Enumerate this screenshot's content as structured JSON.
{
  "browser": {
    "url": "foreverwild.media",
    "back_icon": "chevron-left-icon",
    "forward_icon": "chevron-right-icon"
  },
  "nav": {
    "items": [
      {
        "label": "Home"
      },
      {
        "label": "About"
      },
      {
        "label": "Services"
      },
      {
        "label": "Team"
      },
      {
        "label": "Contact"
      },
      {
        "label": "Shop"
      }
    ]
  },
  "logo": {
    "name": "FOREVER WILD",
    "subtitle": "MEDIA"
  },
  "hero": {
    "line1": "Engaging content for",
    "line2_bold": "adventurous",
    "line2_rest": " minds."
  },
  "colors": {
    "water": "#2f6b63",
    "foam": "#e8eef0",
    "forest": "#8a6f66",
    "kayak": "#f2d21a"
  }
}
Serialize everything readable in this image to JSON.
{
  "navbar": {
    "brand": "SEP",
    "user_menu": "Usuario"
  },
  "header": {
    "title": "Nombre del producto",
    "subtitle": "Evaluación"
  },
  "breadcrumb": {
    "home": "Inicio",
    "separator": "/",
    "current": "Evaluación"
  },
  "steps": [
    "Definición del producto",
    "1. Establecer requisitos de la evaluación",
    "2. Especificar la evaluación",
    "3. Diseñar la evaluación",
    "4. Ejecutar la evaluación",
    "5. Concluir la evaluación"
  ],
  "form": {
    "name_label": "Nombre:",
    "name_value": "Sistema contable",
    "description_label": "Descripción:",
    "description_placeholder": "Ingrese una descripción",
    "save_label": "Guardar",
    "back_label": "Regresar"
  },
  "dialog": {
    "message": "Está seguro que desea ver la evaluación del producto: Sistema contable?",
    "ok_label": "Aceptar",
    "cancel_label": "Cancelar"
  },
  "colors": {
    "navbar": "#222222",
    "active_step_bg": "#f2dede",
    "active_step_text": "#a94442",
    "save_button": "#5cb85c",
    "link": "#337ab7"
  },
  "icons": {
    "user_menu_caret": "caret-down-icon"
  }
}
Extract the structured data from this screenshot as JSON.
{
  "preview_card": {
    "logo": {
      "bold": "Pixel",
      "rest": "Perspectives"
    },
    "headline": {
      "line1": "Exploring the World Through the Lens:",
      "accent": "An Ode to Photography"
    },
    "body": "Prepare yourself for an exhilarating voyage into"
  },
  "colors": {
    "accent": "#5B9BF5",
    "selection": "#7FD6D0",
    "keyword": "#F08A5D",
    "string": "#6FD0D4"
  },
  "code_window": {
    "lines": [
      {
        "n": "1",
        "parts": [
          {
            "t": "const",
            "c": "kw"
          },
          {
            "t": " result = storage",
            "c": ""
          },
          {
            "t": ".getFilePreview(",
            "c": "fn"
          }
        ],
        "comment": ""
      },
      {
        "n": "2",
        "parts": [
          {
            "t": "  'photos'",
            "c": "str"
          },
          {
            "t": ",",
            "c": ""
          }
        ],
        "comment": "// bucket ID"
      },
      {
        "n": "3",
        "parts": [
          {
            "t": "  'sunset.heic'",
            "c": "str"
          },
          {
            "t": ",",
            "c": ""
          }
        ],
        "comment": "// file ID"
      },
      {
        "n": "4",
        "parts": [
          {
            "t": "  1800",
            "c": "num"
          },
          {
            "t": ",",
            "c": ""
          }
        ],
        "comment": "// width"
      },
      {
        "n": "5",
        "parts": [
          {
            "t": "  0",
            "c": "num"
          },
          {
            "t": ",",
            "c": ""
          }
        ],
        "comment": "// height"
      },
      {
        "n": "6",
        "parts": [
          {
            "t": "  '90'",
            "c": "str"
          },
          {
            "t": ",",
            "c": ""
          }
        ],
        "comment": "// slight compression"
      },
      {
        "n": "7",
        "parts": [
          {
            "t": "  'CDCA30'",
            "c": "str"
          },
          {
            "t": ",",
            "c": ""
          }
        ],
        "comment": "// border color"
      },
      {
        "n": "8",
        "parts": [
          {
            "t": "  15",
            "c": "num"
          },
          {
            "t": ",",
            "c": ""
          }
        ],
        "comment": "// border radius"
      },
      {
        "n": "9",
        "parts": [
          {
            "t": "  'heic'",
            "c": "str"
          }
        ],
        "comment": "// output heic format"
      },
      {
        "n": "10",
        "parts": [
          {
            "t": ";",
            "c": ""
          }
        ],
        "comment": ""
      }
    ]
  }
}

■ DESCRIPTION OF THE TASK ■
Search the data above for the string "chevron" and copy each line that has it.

■ RESPONSE FOR THIS EXERCISE ■
    "back_icon": "chevron-left-icon",
    "forward_icon": "chevron-right-icon"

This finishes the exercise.